How could it have been handled differently? No press release. Arrest each of these people and try them for criminal conspiracy. Downplay how close they came, laugh it off as a useless effort against the powerful security state. Indicate that they were not linked to any global arch-villainy, but were a group of local idiots who were misguided and need to spend some time in jail. And here’s the key: change nothing.
Doesn’t it seem a little dumb to make liquids illegal, if you’ve already managed to catch the people who were planning on using liquids? People will find a way to make bombs work. Once you remove every other avenue, they can always swallow them. While some vigilance in what may be permitted on board is necessary and reasonable, removing people’s ability to hydrate simply instills terror, the ultimate objective of terrorists.
So, we need a War on Terror. We need to highlight when police agencies and politicians play the terror angle for bureaucratic gain and funding increases. We need to call out terrorism when people have press conferences warning about non-specific attacks. We need to track terror-inducing reporting by the nation’s press corps, and hold them to account for it. Transparency and information is good, but when it moves on to fear-mongering, it is an attack at the heart of our nation.

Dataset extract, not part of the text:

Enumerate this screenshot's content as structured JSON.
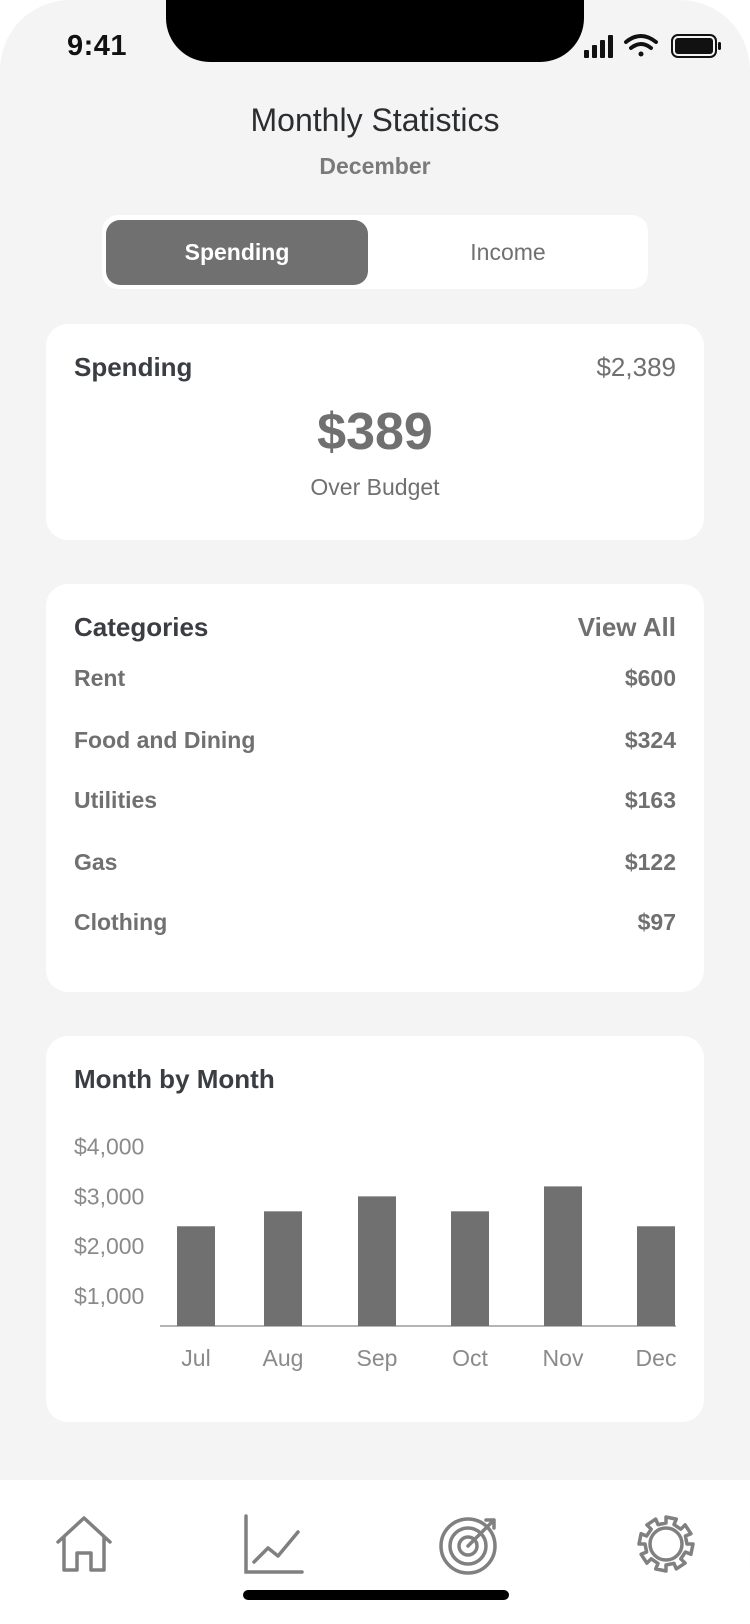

Finally, particularly for those of us who are educators, we need to find ways of making people aware of danger, without having them devolve into irrational responses. We need to make clear that drunk driving and tobacco are more serious threats to our communities that al Qaeda. We need to wage a war against terror, but we need to understand that the root of all terror is our misperceptions, not the triggers that are so easy to push.
We need to toughen up. Americans once prided ourselves on an independent spirit, and the ability to stare adversity in the face and innovate our way out of it. We need to recover that toughness, mated with kindness. And when some of our fellow Americans bring up 9/11 as a rallying whine, we need to call them what they are, traitors to the spirit of this country. We need to tell them to suck it up, take a deep breath, take their base, and keep playing the game.